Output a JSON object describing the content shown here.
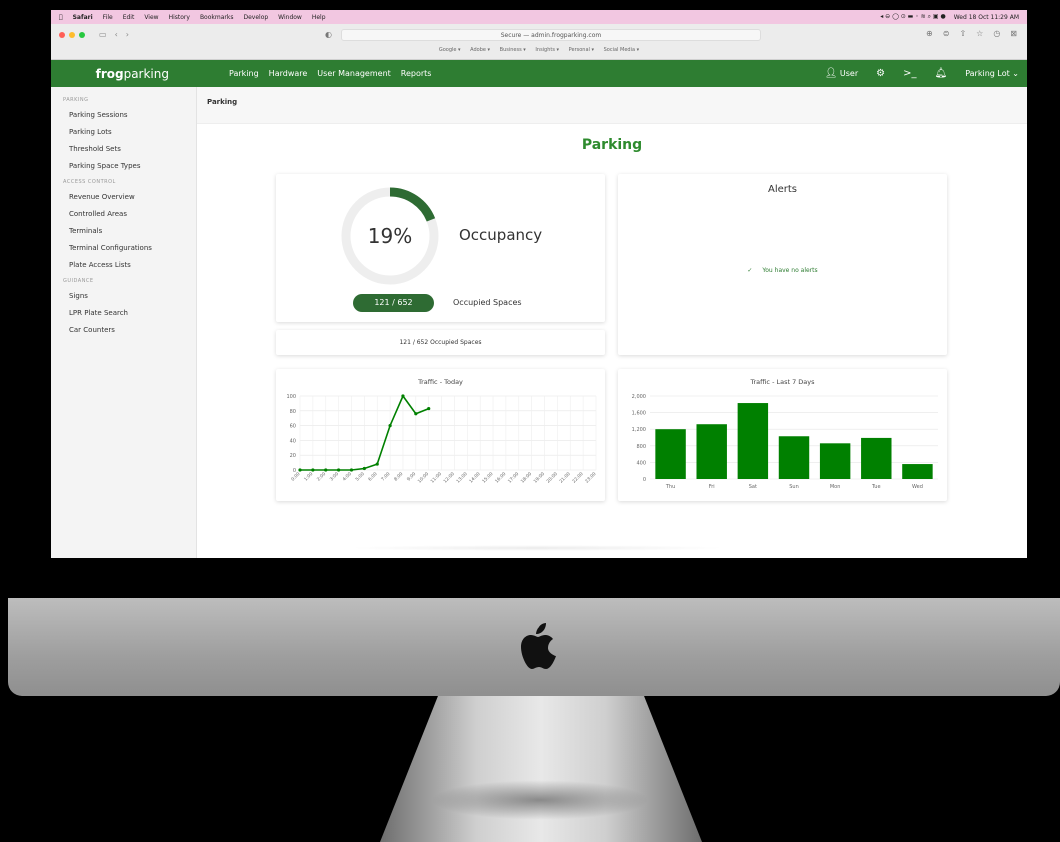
{
  "menubar": {
    "items": [
      "Safari",
      "File",
      "Edit",
      "View",
      "History",
      "Bookmarks",
      "Develop",
      "Window",
      "Help"
    ],
    "clock": "Wed 18 Oct  11:29 AM"
  },
  "browser": {
    "address": "Secure — admin.frogparking.com",
    "bookmarks": [
      "Google ▾",
      "Adobe ▾",
      "Business ▾",
      "Insights ▾",
      "Personal ▾",
      "Social Media ▾"
    ]
  },
  "appnav": {
    "brand_bold": "frog",
    "brand_light": "parking",
    "links": [
      "Parking",
      "Hardware",
      "User Management",
      "Reports"
    ],
    "user": "User",
    "lot_selector": "Parking Lot"
  },
  "sidebar": {
    "sections": [
      {
        "heading": "PARKING",
        "items": [
          "Parking Sessions",
          "Parking Lots",
          "Threshold Sets",
          "Parking Space Types"
        ]
      },
      {
        "heading": "ACCESS CONTROL",
        "items": [
          "Revenue Overview",
          "Controlled Areas",
          "Terminals",
          "Terminal Configurations",
          "Plate Access Lists"
        ]
      },
      {
        "heading": "GUIDANCE",
        "items": [
          "Signs",
          "LPR Plate Search",
          "Car Counters"
        ]
      }
    ]
  },
  "breadcrumb": "Parking",
  "page": {
    "title": "Parking",
    "occupancy": {
      "percent_label": "19%",
      "percent": 19,
      "label": "Occupancy",
      "badge": "121 / 652",
      "badge_label": "Occupied Spaces",
      "summary": "121 / 652  Occupied Spaces"
    },
    "alerts": {
      "title": "Alerts",
      "message": "You have no alerts"
    }
  },
  "colors": {
    "brand_green": "#2e7d32",
    "chart_green": "#008000",
    "menubar": "#f2c7e1"
  },
  "chart_data": [
    {
      "type": "line",
      "title": "Traffic - Today",
      "x": [
        "0:00",
        "1:00",
        "2:00",
        "3:00",
        "4:00",
        "5:00",
        "6:00",
        "7:00",
        "8:00",
        "9:00",
        "10:00",
        "11:00",
        "12:00",
        "13:00",
        "14:00",
        "15:00",
        "16:00",
        "17:00",
        "18:00",
        "19:00",
        "20:00",
        "21:00",
        "22:00",
        "23:00"
      ],
      "series": [
        {
          "values": [
            0,
            0,
            0,
            0,
            0,
            2,
            8,
            60,
            100,
            76,
            83
          ]
        }
      ],
      "ylim": [
        0,
        100
      ],
      "yticks": [
        0,
        20,
        40,
        60,
        80,
        100
      ],
      "grid": true
    },
    {
      "type": "bar",
      "title": "Traffic - Last 7 Days",
      "categories": [
        "Thu",
        "Fri",
        "Sat",
        "Sun",
        "Mon",
        "Tue",
        "Wed"
      ],
      "values": [
        1200,
        1320,
        1830,
        1030,
        860,
        990,
        360
      ],
      "ylim": [
        0,
        2000
      ],
      "yticks": [
        0,
        400,
        800,
        1200,
        1600,
        2000
      ],
      "ytick_labels": [
        "0",
        "400",
        "800",
        "1,200",
        "1,600",
        "2,000"
      ],
      "grid": true
    }
  ]
}
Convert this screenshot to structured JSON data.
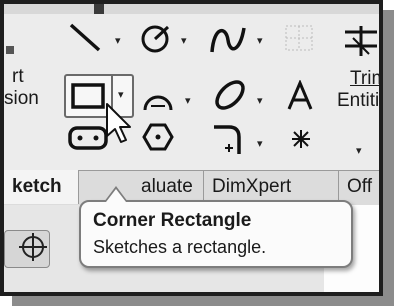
{
  "toolbar": {
    "left_labels": [
      "rt",
      "sion"
    ],
    "trim_label": "Trim",
    "entities_label": "Entiti",
    "caret": "▾",
    "more_caret": "▾"
  },
  "tabs": [
    {
      "label": "ketch",
      "active": true
    },
    {
      "label": "aluate",
      "active": false
    },
    {
      "label": "DimXpert",
      "active": false
    },
    {
      "label": "Off",
      "active": false
    }
  ],
  "tooltip": {
    "title": "Corner Rectangle",
    "description": "Sketches a rectangle."
  },
  "icons": [
    "line-icon",
    "smart-dimension-icon",
    "spline-icon",
    "grid-icon",
    "trim-entities-icon",
    "corner-rectangle-icon",
    "arc-icon",
    "ellipse-icon",
    "text-icon",
    "slot-icon",
    "polygon-icon",
    "fillet-icon",
    "point-icon",
    "target-icon",
    "cursor-icon"
  ]
}
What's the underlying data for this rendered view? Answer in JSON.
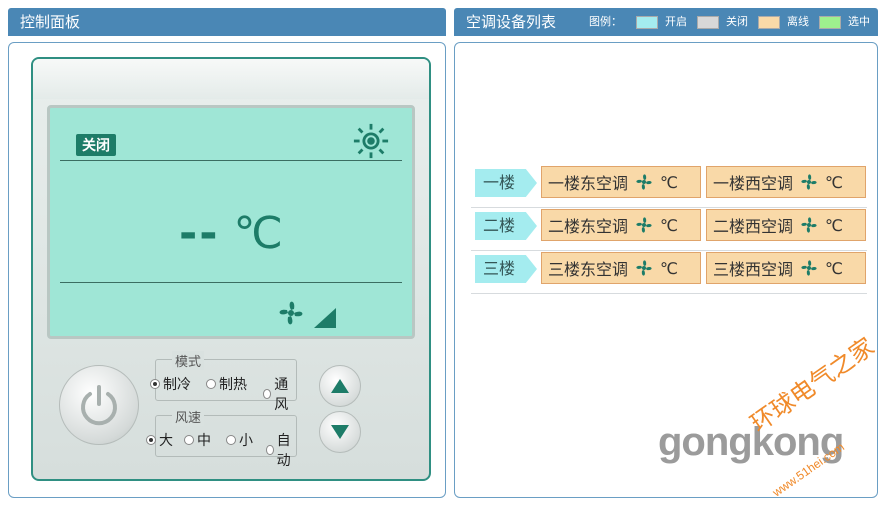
{
  "left_panel": {
    "title": "控制面板",
    "lcd": {
      "status": "关闭",
      "temp_value": "--",
      "temp_unit": "℃",
      "mode_icon": "sun-icon",
      "fan_icon": "fan-icon",
      "speed_icon": "fan-speed-icon"
    },
    "mode": {
      "title": "模式",
      "options": [
        "制冷",
        "制热",
        "通风"
      ],
      "selected": "制冷"
    },
    "speed": {
      "title": "风速",
      "options": [
        "大",
        "中",
        "小",
        "自动"
      ],
      "selected": "大"
    }
  },
  "right_panel": {
    "title": "空调设备列表",
    "legend": {
      "title": "图例：",
      "items": [
        {
          "label": "开启",
          "color": "#a4ecef"
        },
        {
          "label": "关闭",
          "color": "#d8d8d8"
        },
        {
          "label": "离线",
          "color": "#f9d9a8"
        },
        {
          "label": "选中",
          "color": "#9ef08e"
        }
      ]
    },
    "floors": [
      {
        "label": "一楼",
        "units": [
          {
            "name": "一楼东空调",
            "unit": "℃"
          },
          {
            "name": "一楼西空调",
            "unit": "℃"
          }
        ]
      },
      {
        "label": "二楼",
        "units": [
          {
            "name": "二楼东空调",
            "unit": "℃"
          },
          {
            "name": "二楼西空调",
            "unit": "℃"
          }
        ]
      },
      {
        "label": "三楼",
        "units": [
          {
            "name": "三楼东空调",
            "unit": "℃"
          },
          {
            "name": "三楼西空调",
            "unit": "℃"
          }
        ]
      }
    ]
  },
  "watermark": {
    "brand": "gongkong",
    "cn": "环球电气之家",
    "url": "www.51hei.com"
  },
  "colors": {
    "header": "#4a87b5",
    "lcd": "#9fe6d6",
    "lcd_ink": "#1d7c68",
    "floor_tag": "#a4ecef",
    "offline_card": "#f9d9a8"
  }
}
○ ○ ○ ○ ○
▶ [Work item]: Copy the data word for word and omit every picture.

▶ [Final answer]:
Output a JSON object describing the content shown here.
{
  "menubar": {
    "items": [
      "Safari",
      "File",
      "Edit",
      "View",
      "History",
      "Bookmarks",
      "Develop",
      "Window",
      "Help"
    ],
    "clock": "Wed 18 Oct  11:29 AM"
  },
  "browser": {
    "address": "Secure — admin.frogparking.com",
    "bookmarks": [
      "Google ▾",
      "Adobe ▾",
      "Business ▾",
      "Insights ▾",
      "Personal ▾",
      "Social Media ▾"
    ]
  },
  "appnav": {
    "brand_bold": "frog",
    "brand_light": "parking",
    "links": [
      "Parking",
      "Hardware",
      "User Management",
      "Reports"
    ],
    "user": "User",
    "lot_selector": "Parking Lot"
  },
  "sidebar": {
    "sections": [
      {
        "heading": "PARKING",
        "items": [
          "Parking Sessions",
          "Parking Lots",
          "Threshold Sets",
          "Parking Space Types"
        ]
      },
      {
        "heading": "ACCESS CONTROL",
        "items": [
          "Revenue Overview",
          "Controlled Areas",
          "Terminals",
          "Terminal Configurations",
          "Plate Access Lists"
        ]
      },
      {
        "heading": "GUIDANCE",
        "items": [
          "Signs",
          "LPR Plate Search",
          "Car Counters"
        ]
      }
    ]
  },
  "breadcrumb": "Parking",
  "page": {
    "title": "Parking",
    "occupancy": {
      "percent_label": "19%",
      "percent": 19,
      "label": "Occupancy",
      "badge": "121 / 652",
      "badge_label": "Occupied Spaces",
      "summary": "121 / 652  Occupied Spaces"
    },
    "alerts": {
      "title": "Alerts",
      "message": "You have no alerts"
    }
  },
  "colors": {
    "brand_green": "#2e7d32",
    "chart_green": "#008000",
    "menubar": "#f2c7e1"
  },
  "chart_data": [
    {
      "type": "line",
      "title": "Traffic - Today",
      "x": [
        "0:00",
        "1:00",
        "2:00",
        "3:00",
        "4:00",
        "5:00",
        "6:00",
        "7:00",
        "8:00",
        "9:00",
        "10:00",
        "11:00",
        "12:00",
        "13:00",
        "14:00",
        "15:00",
        "16:00",
        "17:00",
        "18:00",
        "19:00",
        "20:00",
        "21:00",
        "22:00",
        "23:00"
      ],
      "series": [
        {
          "values": [
            0,
            0,
            0,
            0,
            0,
            2,
            8,
            60,
            100,
            76,
            83
          ]
        }
      ],
      "ylim": [
        0,
        100
      ],
      "yticks": [
        0,
        20,
        40,
        60,
        80,
        100
      ],
      "grid": true
    },
    {
      "type": "bar",
      "title": "Traffic - Last 7 Days",
      "categories": [
        "Thu",
        "Fri",
        "Sat",
        "Sun",
        "Mon",
        "Tue",
        "Wed"
      ],
      "values": [
        1200,
        1320,
        1830,
        1030,
        860,
        990,
        360
      ],
      "ylim": [
        0,
        2000
      ],
      "yticks": [
        0,
        400,
        800,
        1200,
        1600,
        2000
      ],
      "ytick_labels": [
        "0",
        "400",
        "800",
        "1,200",
        "1,600",
        "2,000"
      ],
      "grid": true
    }
  ]
}
Convert this screenshot to structured JSON data.
{
  "toolbar": {
    "left_labels": [
      "rt",
      "sion"
    ],
    "trim_label": "Trim",
    "entities_label": "Entiti",
    "caret": "▾",
    "more_caret": "▾"
  },
  "tabs": [
    {
      "label": "ketch",
      "active": true
    },
    {
      "label": "aluate",
      "active": false
    },
    {
      "label": "DimXpert",
      "active": false
    },
    {
      "label": "Off",
      "active": false
    }
  ],
  "tooltip": {
    "title": "Corner Rectangle",
    "description": "Sketches a rectangle."
  },
  "icons": [
    "line-icon",
    "smart-dimension-icon",
    "spline-icon",
    "grid-icon",
    "trim-entities-icon",
    "corner-rectangle-icon",
    "arc-icon",
    "ellipse-icon",
    "text-icon",
    "slot-icon",
    "polygon-icon",
    "fillet-icon",
    "point-icon",
    "target-icon",
    "cursor-icon"
  ]
}
What's the underlying data for this rendered view? Answer in JSON.
{
  "left_panel": {
    "title": "控制面板",
    "lcd": {
      "status": "关闭",
      "temp_value": "--",
      "temp_unit": "℃",
      "mode_icon": "sun-icon",
      "fan_icon": "fan-icon",
      "speed_icon": "fan-speed-icon"
    },
    "mode": {
      "title": "模式",
      "options": [
        "制冷",
        "制热",
        "通风"
      ],
      "selected": "制冷"
    },
    "speed": {
      "title": "风速",
      "options": [
        "大",
        "中",
        "小",
        "自动"
      ],
      "selected": "大"
    }
  },
  "right_panel": {
    "title": "空调设备列表",
    "legend": {
      "title": "图例：",
      "items": [
        {
          "label": "开启",
          "color": "#a4ecef"
        },
        {
          "label": "关闭",
          "color": "#d8d8d8"
        },
        {
          "label": "离线",
          "color": "#f9d9a8"
        },
        {
          "label": "选中",
          "color": "#9ef08e"
        }
      ]
    },
    "floors": [
      {
        "label": "一楼",
        "units": [
          {
            "name": "一楼东空调",
            "unit": "℃"
          },
          {
            "name": "一楼西空调",
            "unit": "℃"
          }
        ]
      },
      {
        "label": "二楼",
        "units": [
          {
            "name": "二楼东空调",
            "unit": "℃"
          },
          {
            "name": "二楼西空调",
            "unit": "℃"
          }
        ]
      },
      {
        "label": "三楼",
        "units": [
          {
            "name": "三楼东空调",
            "unit": "℃"
          },
          {
            "name": "三楼西空调",
            "unit": "℃"
          }
        ]
      }
    ]
  },
  "watermark": {
    "brand": "gongkong",
    "cn": "环球电气之家",
    "url": "www.51hei.com"
  },
  "colors": {
    "header": "#4a87b5",
    "lcd": "#9fe6d6",
    "lcd_ink": "#1d7c68",
    "floor_tag": "#a4ecef",
    "offline_card": "#f9d9a8"
  }
}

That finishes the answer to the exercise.